Segment Start: Information given

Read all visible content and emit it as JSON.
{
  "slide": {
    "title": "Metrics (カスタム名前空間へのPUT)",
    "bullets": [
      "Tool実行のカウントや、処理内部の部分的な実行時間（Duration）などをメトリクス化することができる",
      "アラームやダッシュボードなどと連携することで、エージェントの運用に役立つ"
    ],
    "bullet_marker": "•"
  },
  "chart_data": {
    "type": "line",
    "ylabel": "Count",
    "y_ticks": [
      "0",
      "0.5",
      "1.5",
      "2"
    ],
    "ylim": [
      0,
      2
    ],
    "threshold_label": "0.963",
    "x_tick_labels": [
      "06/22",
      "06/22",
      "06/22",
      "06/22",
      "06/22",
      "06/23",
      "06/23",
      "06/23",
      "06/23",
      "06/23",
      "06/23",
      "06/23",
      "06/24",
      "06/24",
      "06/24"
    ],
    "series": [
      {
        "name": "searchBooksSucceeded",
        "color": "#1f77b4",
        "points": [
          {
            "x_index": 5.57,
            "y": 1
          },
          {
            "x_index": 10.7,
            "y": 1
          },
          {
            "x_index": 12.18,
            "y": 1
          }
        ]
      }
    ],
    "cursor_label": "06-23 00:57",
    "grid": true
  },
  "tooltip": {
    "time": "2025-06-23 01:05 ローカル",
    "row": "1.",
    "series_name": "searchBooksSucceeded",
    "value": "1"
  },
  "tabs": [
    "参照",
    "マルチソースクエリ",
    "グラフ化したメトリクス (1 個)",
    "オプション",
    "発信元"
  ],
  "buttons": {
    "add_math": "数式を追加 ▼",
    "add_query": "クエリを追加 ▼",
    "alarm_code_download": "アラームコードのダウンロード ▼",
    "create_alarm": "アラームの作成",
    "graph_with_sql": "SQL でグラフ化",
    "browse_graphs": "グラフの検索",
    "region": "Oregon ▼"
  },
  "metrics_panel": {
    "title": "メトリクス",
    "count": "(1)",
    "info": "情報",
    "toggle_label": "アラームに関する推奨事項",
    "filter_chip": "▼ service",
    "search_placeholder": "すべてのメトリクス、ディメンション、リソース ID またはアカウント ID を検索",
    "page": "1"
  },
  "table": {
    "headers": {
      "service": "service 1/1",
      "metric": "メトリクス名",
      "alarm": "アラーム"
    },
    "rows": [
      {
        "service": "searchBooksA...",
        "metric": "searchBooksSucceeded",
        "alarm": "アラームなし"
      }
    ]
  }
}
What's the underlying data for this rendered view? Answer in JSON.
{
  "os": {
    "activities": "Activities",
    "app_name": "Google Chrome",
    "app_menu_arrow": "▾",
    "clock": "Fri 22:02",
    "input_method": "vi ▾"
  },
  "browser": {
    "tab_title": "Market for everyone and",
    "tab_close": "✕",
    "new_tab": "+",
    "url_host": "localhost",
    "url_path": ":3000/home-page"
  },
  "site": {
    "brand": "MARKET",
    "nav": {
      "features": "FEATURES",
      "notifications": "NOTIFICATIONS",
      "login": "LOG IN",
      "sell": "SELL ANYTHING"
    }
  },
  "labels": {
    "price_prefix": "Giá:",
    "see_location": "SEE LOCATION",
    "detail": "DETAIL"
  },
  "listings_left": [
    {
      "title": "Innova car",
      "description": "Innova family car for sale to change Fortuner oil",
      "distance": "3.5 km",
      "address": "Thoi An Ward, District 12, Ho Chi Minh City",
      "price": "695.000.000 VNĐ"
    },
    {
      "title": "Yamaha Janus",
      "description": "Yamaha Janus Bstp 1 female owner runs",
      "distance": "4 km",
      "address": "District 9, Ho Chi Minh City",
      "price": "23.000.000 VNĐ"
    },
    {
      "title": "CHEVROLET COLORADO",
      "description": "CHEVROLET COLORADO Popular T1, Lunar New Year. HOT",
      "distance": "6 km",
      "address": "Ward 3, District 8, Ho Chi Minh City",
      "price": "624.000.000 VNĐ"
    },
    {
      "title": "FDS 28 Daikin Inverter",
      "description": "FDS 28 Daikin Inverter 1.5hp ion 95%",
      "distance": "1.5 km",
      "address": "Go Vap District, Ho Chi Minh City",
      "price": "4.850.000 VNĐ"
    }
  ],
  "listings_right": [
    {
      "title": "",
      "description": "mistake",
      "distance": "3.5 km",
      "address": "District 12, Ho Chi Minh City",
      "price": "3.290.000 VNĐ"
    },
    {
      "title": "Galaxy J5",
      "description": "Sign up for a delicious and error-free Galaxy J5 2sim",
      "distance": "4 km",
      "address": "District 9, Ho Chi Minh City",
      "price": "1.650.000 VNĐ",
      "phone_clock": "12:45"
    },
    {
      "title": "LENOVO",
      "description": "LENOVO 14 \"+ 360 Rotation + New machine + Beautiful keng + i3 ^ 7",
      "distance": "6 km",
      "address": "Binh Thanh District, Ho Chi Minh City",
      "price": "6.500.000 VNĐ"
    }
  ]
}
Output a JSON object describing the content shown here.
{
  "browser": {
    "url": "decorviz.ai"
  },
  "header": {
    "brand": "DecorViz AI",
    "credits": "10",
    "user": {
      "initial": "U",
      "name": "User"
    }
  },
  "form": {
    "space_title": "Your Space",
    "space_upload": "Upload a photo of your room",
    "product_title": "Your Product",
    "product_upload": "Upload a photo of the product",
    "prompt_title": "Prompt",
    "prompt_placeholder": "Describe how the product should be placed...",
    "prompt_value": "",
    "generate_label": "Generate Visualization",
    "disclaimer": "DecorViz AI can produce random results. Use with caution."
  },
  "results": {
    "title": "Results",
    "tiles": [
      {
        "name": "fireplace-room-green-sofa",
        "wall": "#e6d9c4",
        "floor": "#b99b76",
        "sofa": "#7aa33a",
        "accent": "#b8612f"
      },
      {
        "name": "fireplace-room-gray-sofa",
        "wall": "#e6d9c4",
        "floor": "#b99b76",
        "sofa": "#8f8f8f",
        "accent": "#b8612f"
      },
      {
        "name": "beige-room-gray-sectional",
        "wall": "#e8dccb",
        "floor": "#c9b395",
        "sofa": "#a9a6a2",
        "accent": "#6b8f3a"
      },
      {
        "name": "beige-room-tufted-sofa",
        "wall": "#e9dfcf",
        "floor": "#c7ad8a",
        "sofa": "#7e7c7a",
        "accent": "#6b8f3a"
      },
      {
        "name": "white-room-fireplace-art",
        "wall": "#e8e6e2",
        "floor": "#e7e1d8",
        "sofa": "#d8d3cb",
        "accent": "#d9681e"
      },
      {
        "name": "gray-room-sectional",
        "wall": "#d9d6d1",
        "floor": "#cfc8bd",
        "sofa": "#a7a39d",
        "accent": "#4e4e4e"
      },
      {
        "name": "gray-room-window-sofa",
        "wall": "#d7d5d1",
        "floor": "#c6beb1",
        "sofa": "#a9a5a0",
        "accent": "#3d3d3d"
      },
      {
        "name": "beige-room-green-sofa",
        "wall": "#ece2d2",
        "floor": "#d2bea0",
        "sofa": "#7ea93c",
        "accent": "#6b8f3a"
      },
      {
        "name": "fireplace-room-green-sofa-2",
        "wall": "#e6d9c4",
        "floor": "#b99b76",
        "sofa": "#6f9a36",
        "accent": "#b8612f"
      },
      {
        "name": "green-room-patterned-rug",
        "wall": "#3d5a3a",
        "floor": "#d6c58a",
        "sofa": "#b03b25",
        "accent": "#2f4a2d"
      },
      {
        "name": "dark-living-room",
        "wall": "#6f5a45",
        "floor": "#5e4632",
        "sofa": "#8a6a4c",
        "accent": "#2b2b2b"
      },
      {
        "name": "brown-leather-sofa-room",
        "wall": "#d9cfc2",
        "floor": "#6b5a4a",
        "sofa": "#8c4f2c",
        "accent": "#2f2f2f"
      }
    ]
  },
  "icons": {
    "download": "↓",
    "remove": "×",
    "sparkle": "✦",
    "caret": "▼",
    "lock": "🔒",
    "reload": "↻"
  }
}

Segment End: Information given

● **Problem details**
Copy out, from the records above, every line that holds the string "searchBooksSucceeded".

● **Written answer**
        "name": "searchBooksSucceeded",
    "series_name": "searchBooksSucceeded",
        "metric": "searchBooksSucceeded",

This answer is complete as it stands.